> WORK ITEM
The records below need to be restated word for word.

────────

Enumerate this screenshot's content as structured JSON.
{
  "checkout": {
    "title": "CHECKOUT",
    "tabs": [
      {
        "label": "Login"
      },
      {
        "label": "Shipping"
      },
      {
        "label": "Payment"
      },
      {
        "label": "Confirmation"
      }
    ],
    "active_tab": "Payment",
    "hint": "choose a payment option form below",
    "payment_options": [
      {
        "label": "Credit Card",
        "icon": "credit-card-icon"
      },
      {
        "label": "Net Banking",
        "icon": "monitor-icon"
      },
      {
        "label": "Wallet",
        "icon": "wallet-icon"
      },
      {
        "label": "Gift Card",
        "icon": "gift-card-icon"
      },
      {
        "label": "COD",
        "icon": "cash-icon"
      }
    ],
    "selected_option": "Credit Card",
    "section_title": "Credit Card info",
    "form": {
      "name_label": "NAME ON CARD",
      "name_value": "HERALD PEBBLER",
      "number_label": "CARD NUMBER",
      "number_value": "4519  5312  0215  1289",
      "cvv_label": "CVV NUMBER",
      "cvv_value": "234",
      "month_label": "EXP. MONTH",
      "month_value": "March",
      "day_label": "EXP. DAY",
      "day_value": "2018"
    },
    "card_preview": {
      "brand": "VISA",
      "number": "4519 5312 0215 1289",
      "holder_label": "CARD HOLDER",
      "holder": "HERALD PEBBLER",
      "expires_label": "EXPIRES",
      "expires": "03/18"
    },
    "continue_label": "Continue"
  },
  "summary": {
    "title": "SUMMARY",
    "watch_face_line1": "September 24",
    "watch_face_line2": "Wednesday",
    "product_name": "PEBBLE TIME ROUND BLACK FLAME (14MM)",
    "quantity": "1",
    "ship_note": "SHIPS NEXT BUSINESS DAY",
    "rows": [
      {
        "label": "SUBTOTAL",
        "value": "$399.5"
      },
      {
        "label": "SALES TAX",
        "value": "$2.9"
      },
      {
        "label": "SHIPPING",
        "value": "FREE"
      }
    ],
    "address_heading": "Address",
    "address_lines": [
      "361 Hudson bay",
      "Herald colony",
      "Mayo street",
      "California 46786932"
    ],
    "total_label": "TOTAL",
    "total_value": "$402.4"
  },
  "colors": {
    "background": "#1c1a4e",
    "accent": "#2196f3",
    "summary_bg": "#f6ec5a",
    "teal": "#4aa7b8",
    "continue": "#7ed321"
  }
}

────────

> ANSWER AREA
Enumerate this screenshot's content as structured JSON.
{
  "checkout": {
    "title": "CHECKOUT",
    "tabs": [
      {
        "label": "Login"
      },
      {
        "label": "Shipping"
      },
      {
        "label": "Payment"
      },
      {
        "label": "Confirmation"
      }
    ],
    "active_tab": "Payment",
    "hint": "choose a payment option form below",
    "payment_options": [
      {
        "label": "Credit Card",
        "icon": "credit-card-icon"
      },
      {
        "label": "Net Banking",
        "icon": "monitor-icon"
      },
      {
        "label": "Wallet",
        "icon": "wallet-icon"
      },
      {
        "label": "Gift Card",
        "icon": "gift-card-icon"
      },
      {
        "label": "COD",
        "icon": "cash-icon"
      }
    ],
    "selected_option": "Credit Card",
    "section_title": "Credit Card info",
    "form": {
      "name_label": "NAME ON CARD",
      "name_value": "HERALD PEBBLER",
      "number_label": "CARD NUMBER",
      "number_value": "4519  5312  0215  1289",
      "cvv_label": "CVV NUMBER",
      "cvv_value": "234",
      "month_label": "EXP. MONTH",
      "month_value": "March",
      "day_label": "EXP. DAY",
      "day_value": "2018"
    },
    "card_preview": {
      "brand": "VISA",
      "number": "4519 5312 0215 1289",
      "holder_label": "CARD HOLDER",
      "holder": "HERALD PEBBLER",
      "expires_label": "EXPIRES",
      "expires": "03/18"
    },
    "continue_label": "Continue"
  },
  "summary": {
    "title": "SUMMARY",
    "watch_face_line1": "September 24",
    "watch_face_line2": "Wednesday",
    "product_name": "PEBBLE TIME ROUND BLACK FLAME (14MM)",
    "quantity": "1",
    "ship_note": "SHIPS NEXT BUSINESS DAY",
    "rows": [
      {
        "label": "SUBTOTAL",
        "value": "$399.5"
      },
      {
        "label": "SALES TAX",
        "value": "$2.9"
      },
      {
        "label": "SHIPPING",
        "value": "FREE"
      }
    ],
    "address_heading": "Address",
    "address_lines": [
      "361 Hudson bay",
      "Herald colony",
      "Mayo street",
      "California 46786932"
    ],
    "total_label": "TOTAL",
    "total_value": "$402.4"
  },
  "colors": {
    "background": "#1c1a4e",
    "accent": "#2196f3",
    "summary_bg": "#f6ec5a",
    "teal": "#4aa7b8",
    "continue": "#7ed321"
  }
}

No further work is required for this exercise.